First to fly to Brazil?
From Larry Storrs (BM 57-60): “Alf, Love getting the Brasulistas with news about Brazil and early Brazilian missionaries. We are still basking in the memories of our Six Temple Trip last April. Interesting reports on the Manaus Temple and Manaus Mission in your last two issues. The daughter of a friend was just called to serve in the Brazil Manaus Mission, to enter the SP MTC in March, assuming she receives her visa in time. So we had them over to show our pictures of Manaus and São Paulo and to have guaraná and some other Brazilian treats.
“I think Elder John Grant and I may have been the first missionaries to fly to Brazil, along with six missionaries on their way to Uruguay. When we received our call to serve in the Brazilian Mission in early November 1957, we were told to report to the Mission Home in Salt Lake on Dec. 4, then go by train to New York, and sail for Brazil on the SS Brazil. A few days before entering the Mission Home we were informed that the SS Brazil was going into dry dock for repairs and we would be unable to sail as planned. Instead we were to fly to Brazil from New York, the first Brazilian missionaries to do so. We left Salt Lake by train on Dec. 13, and after touring some in New York, we flew to São Paulo on Dec. 18-19, with stops in Caracas and Rio de Janeiro. President Sorensen met us at the airport, got us through customs, and took us to the Mission Home on Rua Itapeva 378.
“Thanks for all the good you do by maintaining the Brasulista newsletter. Um abraço, Larry Storrs” (email@example.com)
Alf Gunn - Gig Harbor, WA - firstname.lastname@example.org

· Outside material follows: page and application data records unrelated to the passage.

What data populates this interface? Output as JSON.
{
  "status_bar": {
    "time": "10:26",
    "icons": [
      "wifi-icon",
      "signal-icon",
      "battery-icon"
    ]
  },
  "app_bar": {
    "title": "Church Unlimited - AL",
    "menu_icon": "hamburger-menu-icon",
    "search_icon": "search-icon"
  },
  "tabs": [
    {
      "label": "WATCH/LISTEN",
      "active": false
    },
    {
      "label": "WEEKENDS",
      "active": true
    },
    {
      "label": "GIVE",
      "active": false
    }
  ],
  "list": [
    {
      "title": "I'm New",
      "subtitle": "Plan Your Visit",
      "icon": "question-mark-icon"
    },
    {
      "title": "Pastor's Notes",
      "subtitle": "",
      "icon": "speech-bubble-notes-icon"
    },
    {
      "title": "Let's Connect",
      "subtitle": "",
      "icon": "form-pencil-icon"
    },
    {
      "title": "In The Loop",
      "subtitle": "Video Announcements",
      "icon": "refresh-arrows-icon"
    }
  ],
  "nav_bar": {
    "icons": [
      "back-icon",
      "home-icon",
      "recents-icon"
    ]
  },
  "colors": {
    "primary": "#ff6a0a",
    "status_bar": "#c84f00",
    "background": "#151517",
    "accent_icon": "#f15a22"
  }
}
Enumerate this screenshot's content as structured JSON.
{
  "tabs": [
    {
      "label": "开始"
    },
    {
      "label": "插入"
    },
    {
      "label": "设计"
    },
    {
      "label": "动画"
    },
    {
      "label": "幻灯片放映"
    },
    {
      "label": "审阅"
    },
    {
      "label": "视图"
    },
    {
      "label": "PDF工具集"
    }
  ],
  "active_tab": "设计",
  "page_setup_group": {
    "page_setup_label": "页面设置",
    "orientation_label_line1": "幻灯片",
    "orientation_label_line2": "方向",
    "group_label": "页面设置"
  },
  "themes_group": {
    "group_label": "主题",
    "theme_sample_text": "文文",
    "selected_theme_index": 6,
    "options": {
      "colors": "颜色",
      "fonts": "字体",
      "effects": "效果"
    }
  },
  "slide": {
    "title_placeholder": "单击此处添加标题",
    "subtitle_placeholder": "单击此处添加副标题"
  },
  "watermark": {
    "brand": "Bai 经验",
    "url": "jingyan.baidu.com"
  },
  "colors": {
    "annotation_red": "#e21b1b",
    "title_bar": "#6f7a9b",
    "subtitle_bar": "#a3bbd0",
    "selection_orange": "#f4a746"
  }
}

The Peninsula Gateway, weekly Gig Harbor, WA, newspaper published another On Faith column reflecting LDS beliefs, on February 6, 2013. This one appeared under their headline "What motivates a missionary to leave home and social life for 18 months?" and highlights one LDS family's missionary service. These are submitted on behalf of the Gig Harbor Stake Public Affairs Council. See it online at